Brilliant! 2018 done and dusted. Spy here, sitting on the beach, drinking something with a little umbrella in the top, contemplating three months of idle relaxation. Perhaps a couple of weeks of this, then maybe a bit of golf, some skiing, catch up with friends, long walks across misty countryside with big jumpers and a borrowed Labrador.

Then mid-February, JW will send out a missive, possibly accompanied by an amusing gif of a kitten doing something cute, suggesting we pop into the factory at the start of March for a bit of light pitstop practice with the new car. The RB15 will be waiting for us. As usual, the designers will have aced it first time and everything will fit together perfectly. They’ll also have fully grasped the realities of working within the tight confines of a race garage against a ticking clock and ensured it can be taken apart rapidly and put together again equally quickly and without undue risk to life, limb or the LED panelling of the garage walls. In fact, just thinking about it makes me all eager to get to Australia and set-up in Albert Pa… 
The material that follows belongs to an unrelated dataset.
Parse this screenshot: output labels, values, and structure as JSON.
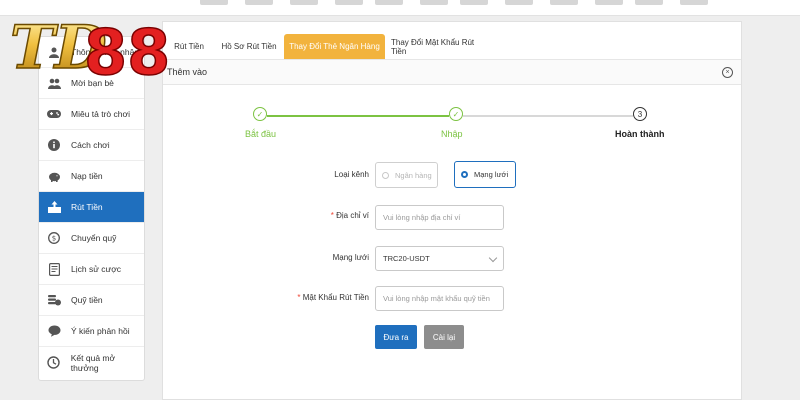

Blerghhh… Oh. Mornin’ All. Well, that was a nice dream while it lasted.  Today is the start of 2019 testing. We’re still at Yas Marina, going around in circles. There’s a metaphor if ever you needed one.

On the subject of metaphors, the result at the weekend told you pretty much everything you need to know about F1 in 2018. Mercedes were a bit quicker than everyone else, Ferrari were breathing down their neck but just not quite good enough, and we were like greased lightning through the corners but going backwards on the straights. Third and fourth is frustrating – but at least we go home with a trophy. In fact, we’ve been on the podium at each of the last five races, which is something no other team can claim. Good momentum or clutching at straws? You be the judge.

The weekend at Yas Marina was… nice. Most of the paddock was in a pretty good mood. Yas lends itself to a relaxing grand prix, with the harbour and the rooftop terraces and the warm evening temperatures.* When there’s a championship at stake, and everyone’s properly bricking it, you generally don’t notice things like that, but with the season already decided, it all tends to be a bit more comfortable.

On Saturday we  said ‘Au revoir’ to our French engine suppliers. After 12 years, eight titles, and a butt-load of trophies we parted company with Renault. Senior management in both blue and yellow had warm words to say about our collective triumphs over the years. All of the embraces seemed genuine – possibly because they’d all be frisked for weapons at the door.

Daniel stood through that with a fixed grin on his face; like the bridegroom desperately hoping his Best Man and his father-in-law hadn’t been hitting the bottle before the speeches. It was a shame he couldn’t end the year with a podium, and the strategy he ran made us think at one point that he might be in with a shot of a spectacular season-ending charge, but it wasn’t to be.

Daniel’s now got more free time to look forward to than he’s had since he was a teenager. To say this makes Daniel happy would be an understatement. His plan, as outlined at length over the last few weeks, involves dirt bikes, junk food, loud music and perhaps the occasional libation. Happy travels Dan, we’ll miss you – it's going to be weird when you rock up next year in the garage next door, dressed like an angry bumblebee.

As for the rest of us, well, as usual it’s a case of off-season? What off-season? Back at base, the factory is flat-out designing and building the RB15**. Around that, the loading bays are going to be busy as all the freight makes its way back from Singapore, Japan, Texas, Mexico, Brazil and – at some point after Christmas – this very garage module in which Spy is currently skiving. By the time that gets back, 50-or-so-tonnes of freight for Australia will long since have been loaded and dispatched in the general direction of Melbourne, which makes for a hectic few weeks back at the factory, with all of the garage kit being stripped, repaired, tested and, in many cases, redesigned for the year ahead.

Even with that looming in the near-future, there is a sense of achievement at finishing the racing season and heading into something new. A change isn’t, in any sense, as good as a rest but, apart from a couple of noted headcases, for most of the team it’s going to be good to get away from the race track for a couple of months. The vast majority of people here have a deep and abiding passion for motorsport – but 21 races tends to knock the stuffing out of even the most enthusiastic bobble-hat. But that’s the beauty of working for an F1 team: you’re happy when the season ends and, come the end of February, you’re absolutely gagging to get back and do it all over again.

<Spy mimes mike drop>

* Plus, it has an Ikea, for those of us who like a crafty test-drive in the bed section.

** Unless they’re already working on the RB16. Seriously, that begins about now.